Buck: Yeah and sometimes we just kind of do what we you know what we understand the lens that we look at life through and one of the exchanges I had with this guy who’s actually no really good at what he does and he’s very well-known, but he’s but he wrote back something to the extent that you came you wanted me to you know keep you from death taxes and now you’ve changed your mind. And the reality was I never went with the intention of you know estate planning I’m hopefully I’m 45 and I still got a long run here so I’m not quite ready to start thinking about that as much but that’s the lens he was kind of looking through everything and that’s what got me kind of spooked and wanted me to get you involved. But anyway Tom we’re looking forward to having you to hit our next meetup in Dallas. Doug Lodmell’s gonna be there too who’s actually one of these attorneys who does speak English.

Tom: Doug actually does speak English, he’s great.

Buck: He’s great and actually recently interviewed him as well. But by the way you know thanks for all you do you’ve made a big impact obviously on in my life and even just from reading the books etc but now as my CPA so it’s kind of full circle for me and that’s cool in the book of course and I joked about this before that this thrilling book but this is a really good book everybody who in my group here who actually sits down and reads tax-free wealth you will really enjoy this it may sound like a tax book how could that be enjoyable but I’ve read it a couple times and I would feel like I always get something out of it every time and it’s on the recommended reading list for wealthformula.com. But Tom you know a number of people are already a part of you know who are looking for somebody who’s a higher level CPA if they want to find somebody and they want to get in touch with Wealthability and go through that process how do they do that?

Tom: It’s really easy just just sign on to wealthability.com there’s actually a pop-up that will let you schedule a call with us we have as you know but we now have a network yeah CPAs and tax advisers not even all of them or CPAs so some people are just starting out and they go I don’t feel like I really need a CPA you had you mention this to me a couple of years ago but you were kind of pounding on me insane Tom what about these guys who aren’t quite ready or you know what you have offer but would really like somebody who’s actually knows at least trained and can do a lot of the good fundamental work and so we start building a network about a year ago the Wealth Ability Network we have I think fifteen members now we’re going pretty rapidly and by the way if let’s say that some of your listeners have a CPA that they like but they’d like them to be trained we will train them. So we’re actually in that that position now where we can take on members into our Wealth Ability Network and train them so people used to always tell me well but I like my CP great them now I can say now let us train them.
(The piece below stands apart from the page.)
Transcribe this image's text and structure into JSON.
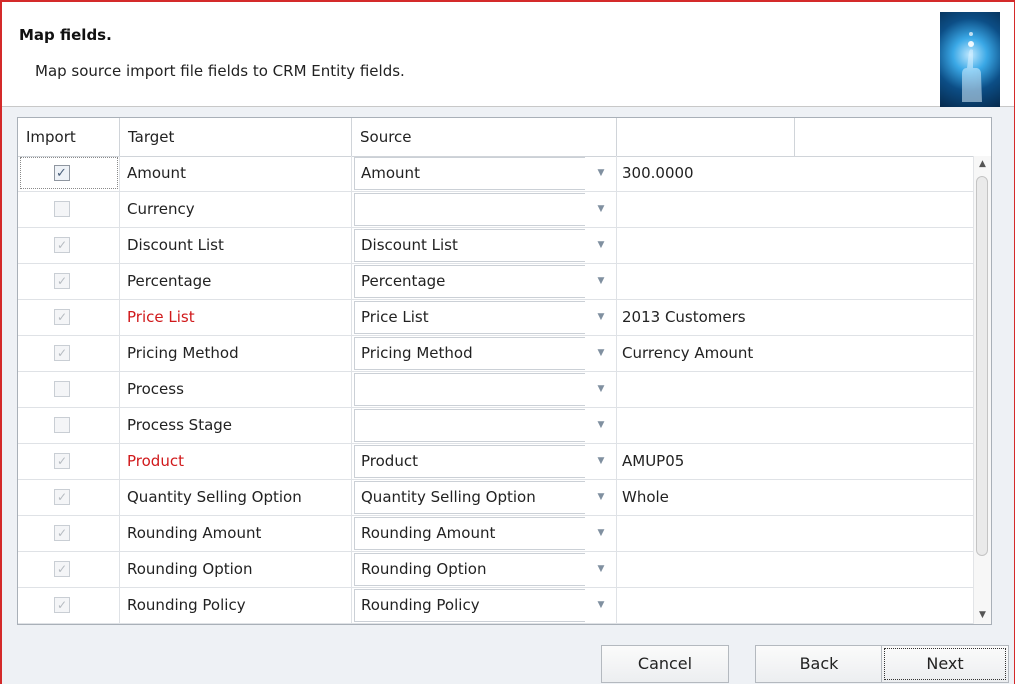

So if you’d like to have kind of your cake and eat it too you want your current CPA but you’d like them to be trained to learn how to do this stuff just send them over to wealthability.com we’re happy to talk to them so it whether you’re looking for a CPA or you just like your CPA to get better please join us at wealth ability calm people up to happy to have them.

Buck: Well that’s definitely interesting and especially for people who like I’ve heard that before right I use a CPA that my parents used and I just feel bad so at least this helps them get into the right century and all that kind of thing so Tom thanks again for being on Wealth Formula Podcast and we’ll talk soon.

Tom: Always. Thank you Buck.